**The data**:

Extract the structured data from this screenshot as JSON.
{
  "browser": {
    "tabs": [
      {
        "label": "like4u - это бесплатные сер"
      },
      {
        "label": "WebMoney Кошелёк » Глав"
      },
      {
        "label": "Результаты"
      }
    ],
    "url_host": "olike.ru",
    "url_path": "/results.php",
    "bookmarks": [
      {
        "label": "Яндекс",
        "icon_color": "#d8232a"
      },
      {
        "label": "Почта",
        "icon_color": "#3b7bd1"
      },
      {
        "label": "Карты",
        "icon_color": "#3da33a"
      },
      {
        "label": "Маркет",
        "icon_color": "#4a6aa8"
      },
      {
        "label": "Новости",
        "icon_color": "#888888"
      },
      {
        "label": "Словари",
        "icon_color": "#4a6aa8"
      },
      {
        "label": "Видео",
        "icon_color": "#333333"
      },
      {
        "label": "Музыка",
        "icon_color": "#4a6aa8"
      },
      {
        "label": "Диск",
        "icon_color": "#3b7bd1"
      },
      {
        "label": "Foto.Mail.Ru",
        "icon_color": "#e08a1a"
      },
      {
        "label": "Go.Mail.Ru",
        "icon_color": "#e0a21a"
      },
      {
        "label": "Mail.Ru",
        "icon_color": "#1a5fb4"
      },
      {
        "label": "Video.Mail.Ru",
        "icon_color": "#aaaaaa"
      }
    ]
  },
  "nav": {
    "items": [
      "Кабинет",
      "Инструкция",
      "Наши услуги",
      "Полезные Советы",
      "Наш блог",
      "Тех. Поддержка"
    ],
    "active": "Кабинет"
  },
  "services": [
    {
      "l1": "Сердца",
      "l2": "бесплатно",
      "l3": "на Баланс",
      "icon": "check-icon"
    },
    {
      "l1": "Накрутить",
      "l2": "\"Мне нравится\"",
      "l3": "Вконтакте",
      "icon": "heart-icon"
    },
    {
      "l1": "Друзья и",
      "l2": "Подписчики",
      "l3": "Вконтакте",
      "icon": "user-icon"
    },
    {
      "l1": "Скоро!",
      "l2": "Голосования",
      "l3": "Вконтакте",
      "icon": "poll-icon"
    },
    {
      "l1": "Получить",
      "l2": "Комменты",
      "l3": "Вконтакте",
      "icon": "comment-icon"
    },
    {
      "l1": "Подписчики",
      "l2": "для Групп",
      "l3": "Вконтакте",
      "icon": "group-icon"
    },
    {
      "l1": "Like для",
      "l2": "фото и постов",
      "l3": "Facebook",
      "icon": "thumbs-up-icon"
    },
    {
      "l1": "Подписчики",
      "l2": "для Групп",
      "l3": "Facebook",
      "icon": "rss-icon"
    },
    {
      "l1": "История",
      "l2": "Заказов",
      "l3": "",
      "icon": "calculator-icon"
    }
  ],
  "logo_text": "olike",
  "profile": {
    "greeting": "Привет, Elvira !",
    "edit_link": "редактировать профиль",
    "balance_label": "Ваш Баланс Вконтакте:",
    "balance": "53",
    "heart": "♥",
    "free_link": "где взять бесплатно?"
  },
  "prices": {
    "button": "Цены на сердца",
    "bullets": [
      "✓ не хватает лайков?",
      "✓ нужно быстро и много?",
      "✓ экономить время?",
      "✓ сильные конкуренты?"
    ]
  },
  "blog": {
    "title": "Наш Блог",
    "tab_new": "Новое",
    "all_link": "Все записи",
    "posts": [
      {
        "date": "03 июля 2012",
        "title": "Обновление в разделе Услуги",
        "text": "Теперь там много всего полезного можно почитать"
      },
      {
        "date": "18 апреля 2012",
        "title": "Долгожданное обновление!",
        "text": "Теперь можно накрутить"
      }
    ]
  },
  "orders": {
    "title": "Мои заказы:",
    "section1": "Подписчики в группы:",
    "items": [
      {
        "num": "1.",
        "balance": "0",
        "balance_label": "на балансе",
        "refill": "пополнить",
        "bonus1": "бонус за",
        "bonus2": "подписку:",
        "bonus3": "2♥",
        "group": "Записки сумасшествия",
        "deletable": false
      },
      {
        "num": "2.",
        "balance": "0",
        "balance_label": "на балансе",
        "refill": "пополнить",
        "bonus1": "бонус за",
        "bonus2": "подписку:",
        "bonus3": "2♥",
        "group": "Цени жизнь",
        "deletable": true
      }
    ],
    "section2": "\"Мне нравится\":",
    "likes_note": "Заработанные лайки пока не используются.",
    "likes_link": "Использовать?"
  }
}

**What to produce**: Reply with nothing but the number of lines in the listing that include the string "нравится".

**Result**: 2